• [TASK TO COMPLETE]
Please retype each record exactly as it stands below.

• [DATA EXCERPTS]
**********

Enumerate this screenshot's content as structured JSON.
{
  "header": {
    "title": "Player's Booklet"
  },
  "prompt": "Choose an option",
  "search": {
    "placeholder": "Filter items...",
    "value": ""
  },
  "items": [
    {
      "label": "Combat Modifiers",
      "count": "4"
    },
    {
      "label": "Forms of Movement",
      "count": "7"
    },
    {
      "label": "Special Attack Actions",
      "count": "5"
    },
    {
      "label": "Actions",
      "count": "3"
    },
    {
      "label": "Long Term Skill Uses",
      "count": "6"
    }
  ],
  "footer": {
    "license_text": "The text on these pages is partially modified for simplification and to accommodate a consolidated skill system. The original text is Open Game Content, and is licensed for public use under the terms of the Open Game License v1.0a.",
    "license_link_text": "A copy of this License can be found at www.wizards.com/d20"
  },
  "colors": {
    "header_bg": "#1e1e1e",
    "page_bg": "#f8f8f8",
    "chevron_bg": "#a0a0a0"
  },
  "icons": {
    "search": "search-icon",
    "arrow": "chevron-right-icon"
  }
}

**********

• [ANSWER SECTION]
Enumerate this screenshot's content as structured JSON.
{
  "header": {
    "title": "Player's Booklet"
  },
  "prompt": "Choose an option",
  "search": {
    "placeholder": "Filter items...",
    "value": ""
  },
  "items": [
    {
      "label": "Combat Modifiers",
      "count": "4"
    },
    {
      "label": "Forms of Movement",
      "count": "7"
    },
    {
      "label": "Special Attack Actions",
      "count": "5"
    },
    {
      "label": "Actions",
      "count": "3"
    },
    {
      "label": "Long Term Skill Uses",
      "count": "6"
    }
  ],
  "footer": {
    "license_text": "The text on these pages is partially modified for simplification and to accommodate a consolidated skill system. The original text is Open Game Content, and is licensed for public use under the terms of the Open Game License v1.0a.",
    "license_link_text": "A copy of this License can be found at www.wizards.com/d20"
  },
  "colors": {
    "header_bg": "#1e1e1e",
    "page_bg": "#f8f8f8",
    "chevron_bg": "#a0a0a0"
  },
  "icons": {
    "search": "search-icon",
    "arrow": "chevron-right-icon"
  }
}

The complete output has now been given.